The John Rylands Library and the Ahmed Iqbal Ullah Race Relations Resource Centre collaborated to create a very successful collection encounter celebrating the diversity of Manchester, by highlighting stories from ethnic minority groups within the Library’s collection. Over two days 139 visitors engaged with the team as we showcased stories which begin with the work of missionaries and commonwealth statesmen, and continued with poets, activists, and the journey towards inclusion.
Below is a sample of the items on show:
Christian Brethren Archive: The Echoes of Service Lantern Slide Collection in the, Zambia.
The Christian Brethren Archive is a series of printed and archive collections relating to the Christian brethren movement, from its inception to the present. Founded in the mid-19th century, Echoes of Service is a service organisation who provides assistance and support to brethren mission workers around the world. The lantern slide collection is of relatively unknown provenance, and depicts the work of mission workers in the early 20th century.
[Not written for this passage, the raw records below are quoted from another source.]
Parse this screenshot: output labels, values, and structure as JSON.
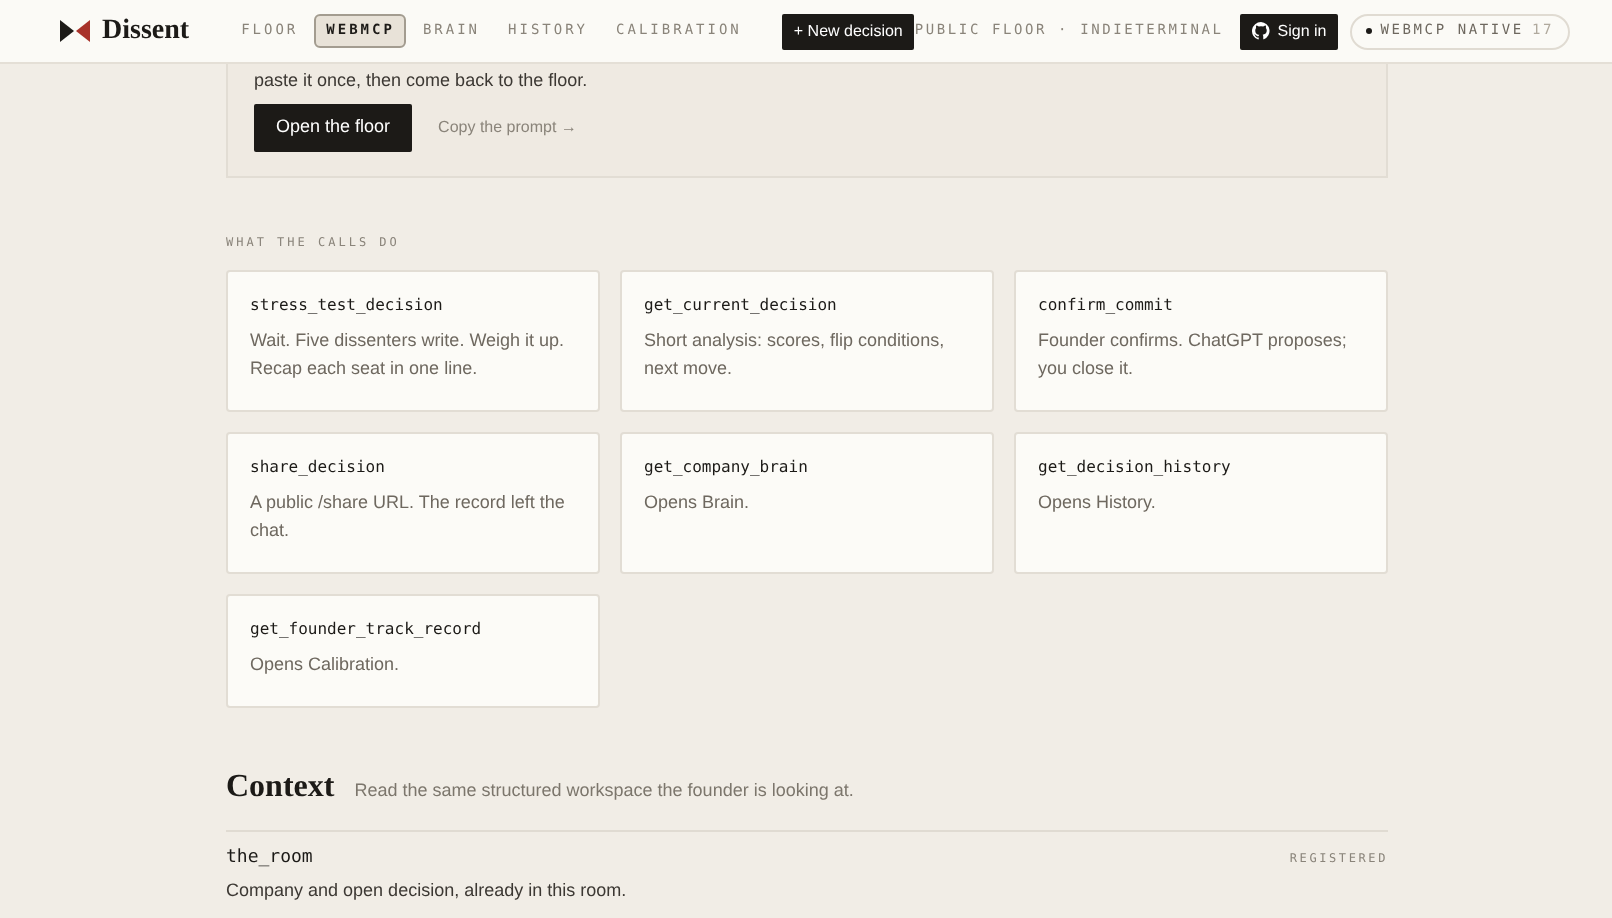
{
  "header": {
    "brand": "Dissent",
    "nav": [
      {
        "label": "FLOOR",
        "selected": false
      },
      {
        "label": "WEBMCP",
        "selected": true
      },
      {
        "label": "BRAIN",
        "selected": false
      },
      {
        "label": "HISTORY",
        "selected": false
      },
      {
        "label": "CALIBRATION",
        "selected": false
      }
    ],
    "new_button": "+ New decision",
    "context": "PUBLIC FLOOR · INDIETERMINAL",
    "sign_in": "Sign in",
    "badge": {
      "label": "WEBMCP NATIVE",
      "count": "17"
    }
  },
  "intro": {
    "text": "paste it once, then come back to the floor.",
    "primary_button": "Open the floor",
    "link": "Copy the prompt →"
  },
  "calls": {
    "label": "WHAT THE CALLS DO",
    "items": [
      {
        "name": "stress_test_decision",
        "description": "Wait. Five dissenters write. Weigh it up. Recap each seat in one line."
      },
      {
        "name": "get_current_decision",
        "description": "Short analysis: scores, flip conditions, next move."
      },
      {
        "name": "confirm_commit",
        "description": "Founder confirms. ChatGPT proposes; you close it."
      },
      {
        "name": "share_decision",
        "description": "A public /share URL. The record left the chat."
      },
      {
        "name": "get_company_brain",
        "description": "Opens Brain."
      },
      {
        "name": "get_decision_history",
        "description": "Opens History."
      },
      {
        "name": "get_founder_track_record",
        "description": "Opens Calibration."
      }
    ]
  },
  "context": {
    "title": "Context",
    "subtitle": "Read the same structured workspace the founder is looking at.",
    "items": [
      {
        "name": "the_room",
        "status": "REGISTERED",
        "description": "Company and open decision, already in this room."
      }
    ]
  }
}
Guardian Archive: Letter from General Jan Christiaan Smuts to C.P. Scott
The letter relates to C.P. Scott’s retirement as editor of the Manchester Guardian, with reference to praise of his handling of the Boer War.
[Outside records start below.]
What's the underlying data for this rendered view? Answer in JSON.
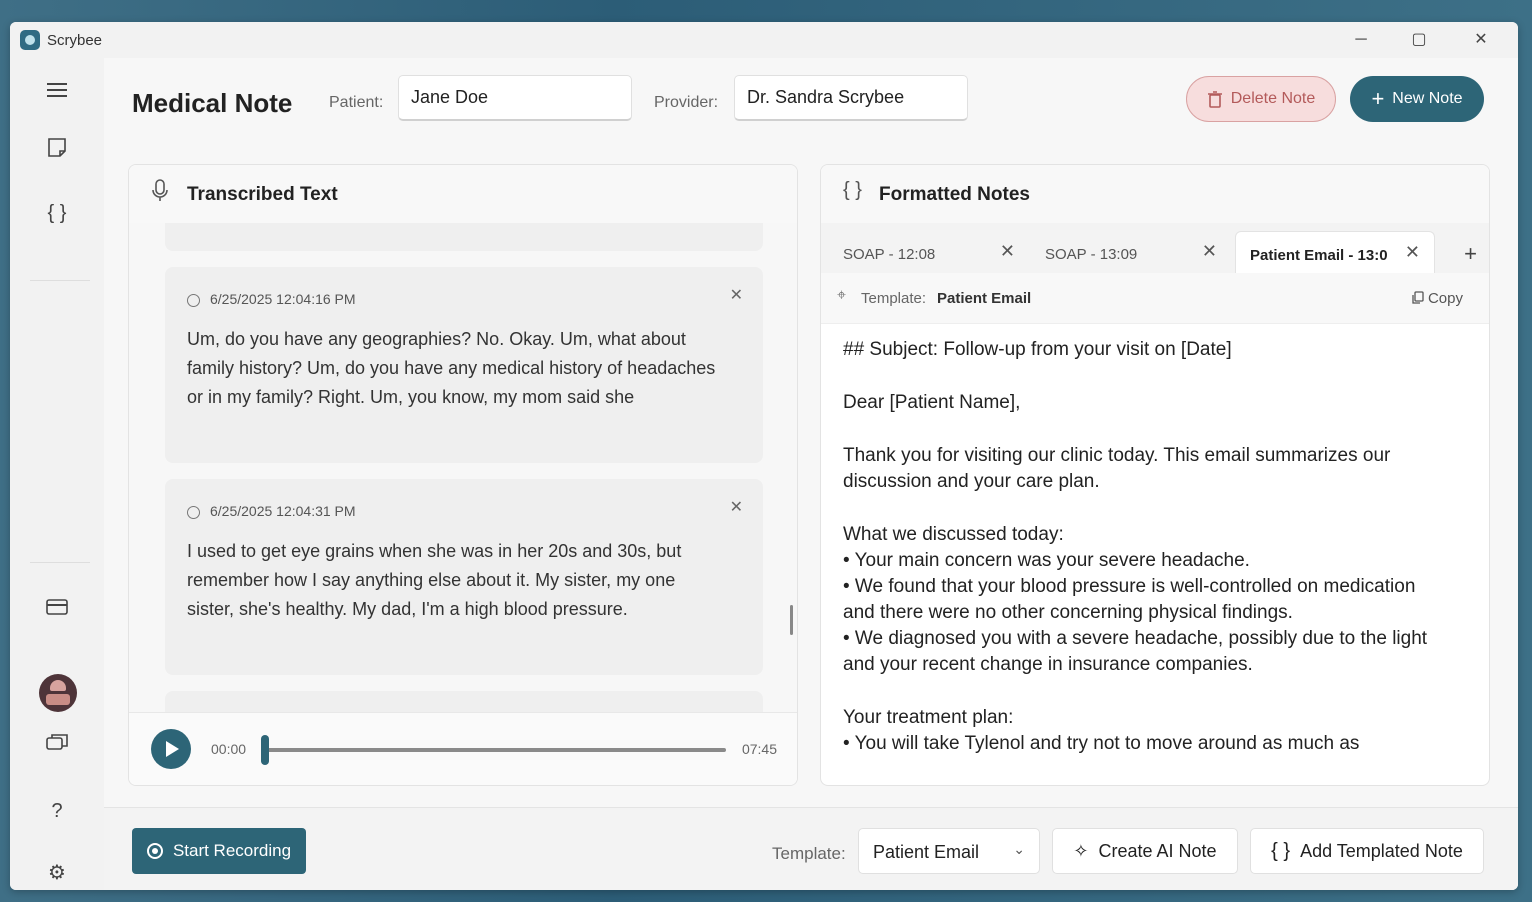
{
  "window": {
    "app_title": "Scrybee",
    "controls": {
      "minimize": "─",
      "maximize": "▢",
      "close": "✕"
    }
  },
  "sidebar": {
    "icons": [
      "hamburger-menu-icon",
      "note-icon",
      "braces-icon",
      "card-icon",
      "avatar",
      "chat-icon",
      "help-icon",
      "gear-icon"
    ]
  },
  "header": {
    "title": "Medical Note",
    "patient_label": "Patient:",
    "patient_value": "Jane Doe",
    "provider_label": "Provider:",
    "provider_value": "Dr. Sandra Scrybee",
    "delete_label": "Delete Note",
    "new_label": "New Note"
  },
  "transcript": {
    "title": "Transcribed Text",
    "entries": [
      {
        "timestamp": "6/25/2025 12:04:16 PM",
        "text": "Um, do you have any geographies? No. Okay. Um, what about family history? Um, do you have any medical history of headaches or in my family? Right. Um, you know, my mom said she"
      },
      {
        "timestamp": "6/25/2025 12:04:31 PM",
        "text": "I used to get eye grains when she was in her 20s and 30s, but remember how I say anything else about it. My sister, my one sister, she's healthy. My dad, I'm a high blood pressure."
      }
    ],
    "player": {
      "current": "00:00",
      "duration": "07:45",
      "progress": 0
    }
  },
  "notes": {
    "title": "Formatted Notes",
    "tabs": [
      {
        "label": "SOAP - 12:08",
        "active": false
      },
      {
        "label": "SOAP - 13:09",
        "active": false
      },
      {
        "label": "Patient Email - 13:0",
        "active": true
      }
    ],
    "add_tab": "+",
    "template_label": "Template:",
    "template_value": "Patient Email",
    "copy_label": "Copy",
    "body": {
      "subject": "## Subject: Follow-up from your visit on [Date]",
      "greeting": "Dear [Patient Name],",
      "intro": "Thank you for visiting our clinic today. This email summarizes our discussion and your care plan.",
      "discussed_heading": "What we discussed today:",
      "discussed": [
        "• Your main concern was your severe headache.",
        "• We found that your blood pressure is well-controlled on medication and there were no other concerning physical findings.",
        "• We diagnosed you with a severe headache, possibly due to the light and your recent change in insurance companies."
      ],
      "plan_heading": "Your treatment plan:",
      "plan": [
        "• You will take Tylenol and try not to move around as much as"
      ]
    }
  },
  "bottom": {
    "record_label": "Start Recording",
    "template_label": "Template:",
    "template_value": "Patient Email",
    "create_ai_label": "Create AI Note",
    "add_templated_label": "Add Templated Note"
  },
  "colors": {
    "accent": "#2d6577",
    "delete_bg": "#f7dddd",
    "delete_text": "#b35a5a"
  }
}
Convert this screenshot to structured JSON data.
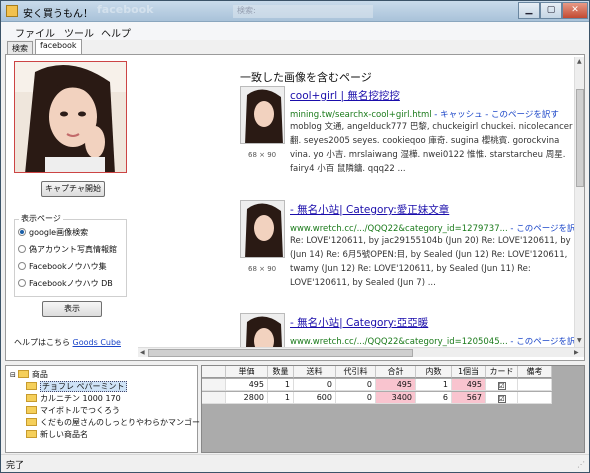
{
  "window": {
    "title": "安く買うもん！",
    "background_tab": "facebook",
    "background_search": "検索: "
  },
  "menu": [
    "ファイル",
    "ツール",
    "ヘルプ"
  ],
  "tabs": [
    "検索",
    "facebook"
  ],
  "left": {
    "capture_button": "キャプチャ開始",
    "display_group_title": "表示ページ",
    "options": [
      "google画像検索",
      "偽アカウント写真情報館",
      "Facebookノウハウ集",
      "Facebookノウハウ DB"
    ],
    "selected_option": 0,
    "show_button": "表示",
    "help_prefix": "ヘルプはこちら",
    "help_link": "Goods Cube"
  },
  "results": {
    "heading": "一致した画像を含むページ",
    "items": [
      {
        "size": "68 × 90",
        "title": "cool+girl | 無名挖挖挖",
        "url": "mining.tw/searchx-cool+girl.html",
        "cache": " - キャッシュ - このページを訳す",
        "snippet": "moblog 文通, angelduck777 巴黎, chuckeigirl chuckei. nicolecancer 翻. seyes2005 seyes. cookieqoo 庫奇. sugina 櫻桃賓. gorockvina vina. yo 小吉. mrslaiwang 湿樺. nwei0122 惟惟. starstarcheu 周星. fairy4 小百 鼠隣鏞. qqq22 ..."
      },
      {
        "size": "68 × 90",
        "title": "- 無名小站| Category:愛正妹文章",
        "url": "www.wretch.cc/.../QQQ22&category_id=1279737...",
        "cache": " - このページを訳",
        "snippet": "Re: LOVE'120611, by jac29155104b (Jun 20) Re: LOVE'120611, by (Jun 14) Re: 6月5號OPEN:目, by Sealed (Jun 12) Re: LOVE'120611, twamy (Jun 12) Re: LOVE'120611, by Sealed (Jun 11) Re: LOVE'120611, by Sealed (Jun 7) ..."
      },
      {
        "size": "",
        "title": "- 無名小站| Category:亞亞暖",
        "url": "www.wretch.cc/.../QQQ22&category_id=1205045...",
        "cache": " - このページを訳",
        "snippet": ""
      }
    ]
  },
  "tree": {
    "root": "商品",
    "items": [
      "チョフレ ペパーミント",
      "カルニチン 1000 170",
      "マイボトルでつくろう",
      "くだもの屋さんのしっとりやわらかマンゴー",
      "新しい商品名"
    ],
    "selected": 0
  },
  "grid": {
    "columns": [
      "単価",
      "数量",
      "送料",
      "代引料",
      "合計",
      "内数",
      "1個当",
      "カード",
      "備考"
    ],
    "rows": [
      [
        "495",
        "1",
        "0",
        "0",
        "495",
        "1",
        "495",
        "☑",
        ""
      ],
      [
        "2800",
        "1",
        "600",
        "0",
        "3400",
        "6",
        "567",
        "☑",
        ""
      ]
    ]
  },
  "status": "完了"
}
C.P. Scott was the most prominent and distinguished editor of the Manchester Guardian, in post for over 50 years (1872-1929), and made a very unpopular stand in the paper against the Boer War in the Transvaal. General Smuts was a South African and British Commonwealth statesman, and military leader. He served as prime minister of the Union of South Africa from 1919 until 1924 and from 1939 until 1948. Although Smuts had originally advocated racial segregation and opposed the enfranchisement of black Africans, his views changed and he backed the Fagan Commission’s findings that complete segregation was impossible.
Viraj Mendis Defence Campaign Posters 1987-89
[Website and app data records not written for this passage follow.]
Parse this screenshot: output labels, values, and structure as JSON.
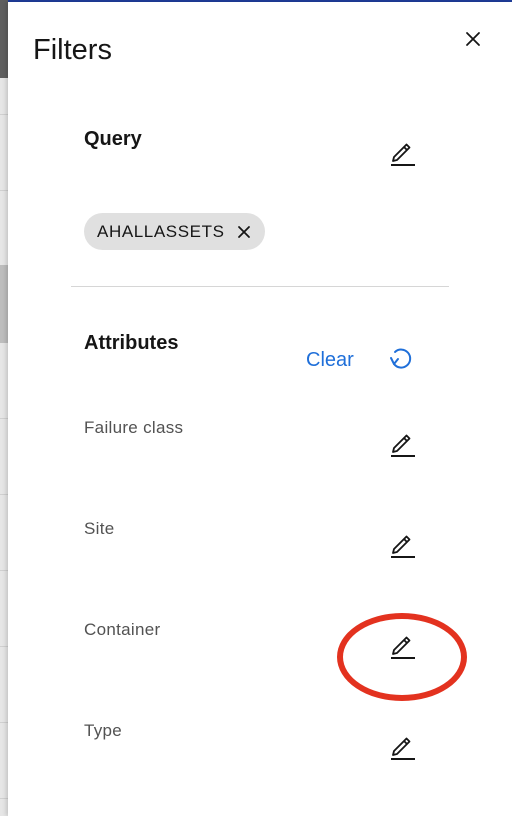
{
  "panel": {
    "title": "Filters"
  },
  "query": {
    "heading": "Query",
    "tags": [
      {
        "label": "AHALLASSETS"
      }
    ]
  },
  "attributes": {
    "heading": "Attributes",
    "clear_label": "Clear",
    "items": [
      {
        "label": "Failure class"
      },
      {
        "label": "Site"
      },
      {
        "label": "Container"
      },
      {
        "label": "Type"
      }
    ]
  },
  "icons": {
    "close": "close-icon",
    "edit": "pencil-icon",
    "tag_remove": "close-icon",
    "reset": "reset-icon"
  },
  "colors": {
    "text_primary": "#161616",
    "text_secondary": "#525252",
    "link": "#1f6fd9",
    "tag_bg": "#e0e0e0",
    "highlight": "#e3321f",
    "top_rule": "#1f3d99"
  }
}
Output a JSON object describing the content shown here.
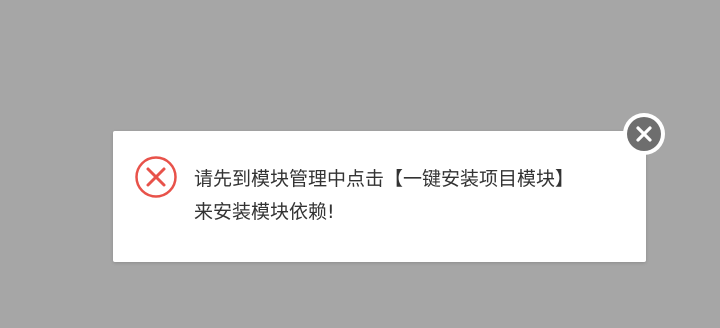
{
  "dialog": {
    "message_line1": "请先到模块管理中点击【一键安装项目模块】",
    "message_line2": "来安装模块依赖!",
    "icon": "error-x-circle-icon",
    "close_icon": "close-icon"
  },
  "colors": {
    "backdrop": "#a6a6a6",
    "dialog_bg": "#ffffff",
    "error_red": "#e8524a",
    "close_bg": "#6e6e6e",
    "text": "#333333"
  }
}
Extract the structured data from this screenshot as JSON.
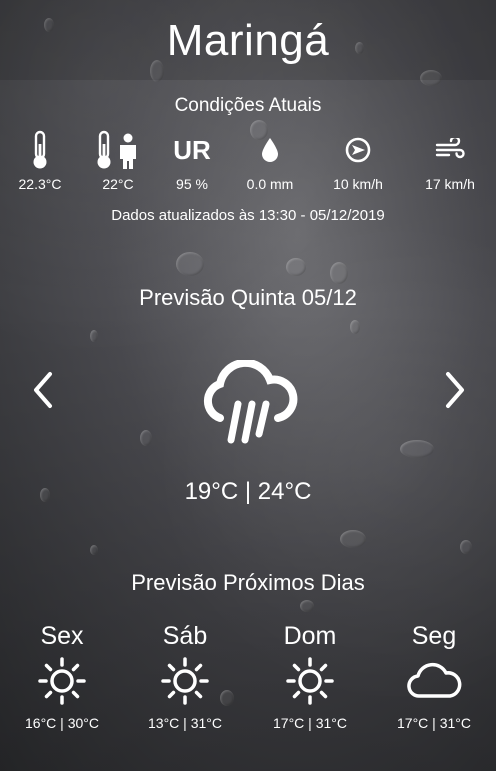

Viraj Mendis is a Sri Lankan national, who fought a high profile anti-deportation case out of Manchester, between 1987 and 89. Mendis was (is) highly political and outspoken, he supported the Tamil Tigers’ insurgency in Sri Lanka and was a member of the Revolutionary Communist Party in Britain. He had come to the UK on a student visa, but had outstayed his visa fearing for his life if he returned to Sri Lanka.
Mendis’ anti-deportation campaign was significant because he fought it on political grounds rather than just personal ones, campaigning for a change in immigration laws that he and many others on the left saw as fundamentally racist. Rather than petitioning his MP to avoid deportation (the usual route) he took sanctuary in the Church of the Ascension in Hulme, as his campaign base. His campaign was national and ideological, with factions of the Viraj Mendis Defence Campaign in cities around the country. His case was discussed in parliament.
In 1989 police broke into the Church of the Ascension and Mendis was deported back to Sri Lanka. He now resides in Europe.
Find out more at: https://aiucentre.wordpress.com/2014/03/28/viraj-mendis-is-our-friend/
Phillis Wheatley, Untitled Poem, Bow in the Cloud, 1834
Phillis Wheatley contributed to Bow in the Cloud, a collection of original writings by 50 writers against slavery. Wheatley was the first African-American poet and the first African-American woman ever to publish, all while enslaved. Wheatley’s work met with acclaim and admiration following its publication, but before it was published she was required to defend the authorship of her work before a panel of prominent Boston luminaries, who, eventually convinced that she was the author of the poems, signed an attestation to this effect.
Louise Dacocodia, Windrush nurse (1934 – 2008)
Louise Dacocodia was Jamaican born and came to the UK during the Windrush to staff the newly formed NHS. She went onto become the first black senior nursing officer in Manchester. She retired in 1989 and received an honorary Master’s degree awarded by the University of Manchester, in tribute to her service to nursing. Louise was also very committed to the black community in Manchester. She served on the Race Relations Board committees in the 1960s and 70s and initiated an anti-racism campaign. In 2005 she received an MBE for her services to the people of Manchester.
The African Community in Manchester, 1940s
Photographs of the African community in Moss Side and Cheetham Hill, 1940s
The AIUC received a donation (c.2009) of photographs from Leslie Johnson. He was the adopted son of an African father and English Month, Jide and Renee Johnston. The images depict growing up in 1940’s Moss Side with a majority African community. This collection is coupled with an oral history from Leslie Johnson and Coca Clarke (who is also seen in the images.)
To find out more visit: http://www.afrosolouk.com/background-thank-you-sharing
The John Rylands Library and AIUC will collaborate again at the University of Manchester Black History Month Celebrations on October 3rd. We will be holding a pop-up exhibition at the entitled ‘BAME and British.’ Information can be found here. This will be followed by an online exhibition, which can be found on this blog, exploring the unsung heroes of the BAME community and Manchester.
Photo credits: Caroline Hall and Gwen Riley Jones.